I cannot seem to find an appropriate verb to use for a professor when he holds an exam, quiz, etc. so that students take it and get evaluated. Can we say a professor takes an exam? I suppose this is for the student side, right? Then, what is the verb for a professor?
There is no direct correlating verb for what a professor is doing whilst the students are taking the exam.
If the professor is overseeing the exam, making sure that the exam is being conducted properly, then he/she could be said to be invigilating at the exam; he/she is an invigilator.
She/he may be invigiliating at an exam that she/he has set and that his/her students are taking.
The general term is administer. This includes the entire process of scheduling, writing, and giving the exam.
A professor administers an exam to her students.
My professor administered an exam in our class yesterday.
Are you going to administer that exam today?
Dr. Thompson is administering an exam in Room 212; please be quiet!
Sometimes "administer" is also used to refer to the actual process of giving the exam, but technically, the correct term for this is proctor. This would describe what the teacher is doing while the students are sitting and taking the exam.
When I proctor exams, I always display a clock at the front of the room.
Although Dr. Smith was supposed to be proctoring the chemistry exam, he was surfing the web instead!
In colloquial speech, you inevitably hear give. This works fine, and everyone will know what you are saying, but it is not quite as descriptive.
I have to give an exam this afternoon to my Biology class.
Dr. Brown is giving an exam this period, so he won't be able to have lunch with us.

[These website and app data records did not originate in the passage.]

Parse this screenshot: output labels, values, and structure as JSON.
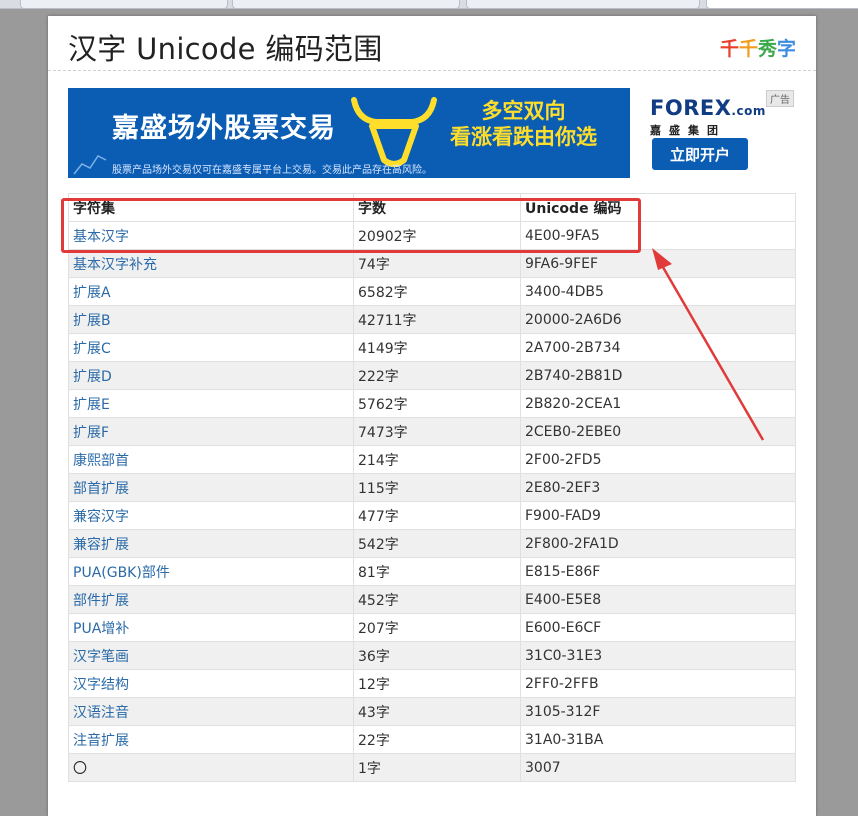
{
  "title": "汉字 Unicode 编码范围",
  "logo": {
    "chars": [
      "千",
      "千",
      "秀",
      "字"
    ],
    "colors": [
      "#e8412c",
      "#f29b1d",
      "#3aa84a",
      "#3c8de0"
    ]
  },
  "ad": {
    "headline": "嘉盛场外股票交易",
    "slogan_line1": "多空双向",
    "slogan_line2": "看涨看跌由你选",
    "disclaimer": "股票产品场外交易仅可在嘉盛专属平台上交易。交易此产品存在高风险。",
    "brand": "FOREX",
    "brand_suffix": ".com",
    "brand_sub": "嘉盛集团",
    "cta": "立即开户",
    "tag": "广告"
  },
  "table": {
    "headers": [
      "字符集",
      "字数",
      "Unicode 编码"
    ],
    "rows": [
      [
        "基本汉字",
        "20902字",
        "4E00-9FA5"
      ],
      [
        "基本汉字补充",
        "74字",
        "9FA6-9FEF"
      ],
      [
        "扩展A",
        "6582字",
        "3400-4DB5"
      ],
      [
        "扩展B",
        "42711字",
        "20000-2A6D6"
      ],
      [
        "扩展C",
        "4149字",
        "2A700-2B734"
      ],
      [
        "扩展D",
        "222字",
        "2B740-2B81D"
      ],
      [
        "扩展E",
        "5762字",
        "2B820-2CEA1"
      ],
      [
        "扩展F",
        "7473字",
        "2CEB0-2EBE0"
      ],
      [
        "康熙部首",
        "214字",
        "2F00-2FD5"
      ],
      [
        "部首扩展",
        "115字",
        "2E80-2EF3"
      ],
      [
        "兼容汉字",
        "477字",
        "F900-FAD9"
      ],
      [
        "兼容扩展",
        "542字",
        "2F800-2FA1D"
      ],
      [
        "PUA(GBK)部件",
        "81字",
        "E815-E86F"
      ],
      [
        "部件扩展",
        "452字",
        "E400-E5E8"
      ],
      [
        "PUA增补",
        "207字",
        "E600-E6CF"
      ],
      [
        "汉字笔画",
        "36字",
        "31C0-31E3"
      ],
      [
        "汉字结构",
        "12字",
        "2FF0-2FFB"
      ],
      [
        "汉语注音",
        "43字",
        "3105-312F"
      ],
      [
        "注音扩展",
        "22字",
        "31A0-31BA"
      ],
      [
        "〇",
        "1字",
        "3007"
      ]
    ]
  },
  "highlight_color": "#e03a3a"
}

When the exam is given, will it include essay questions?
When will we get grades for the exam that you gave last Thursday?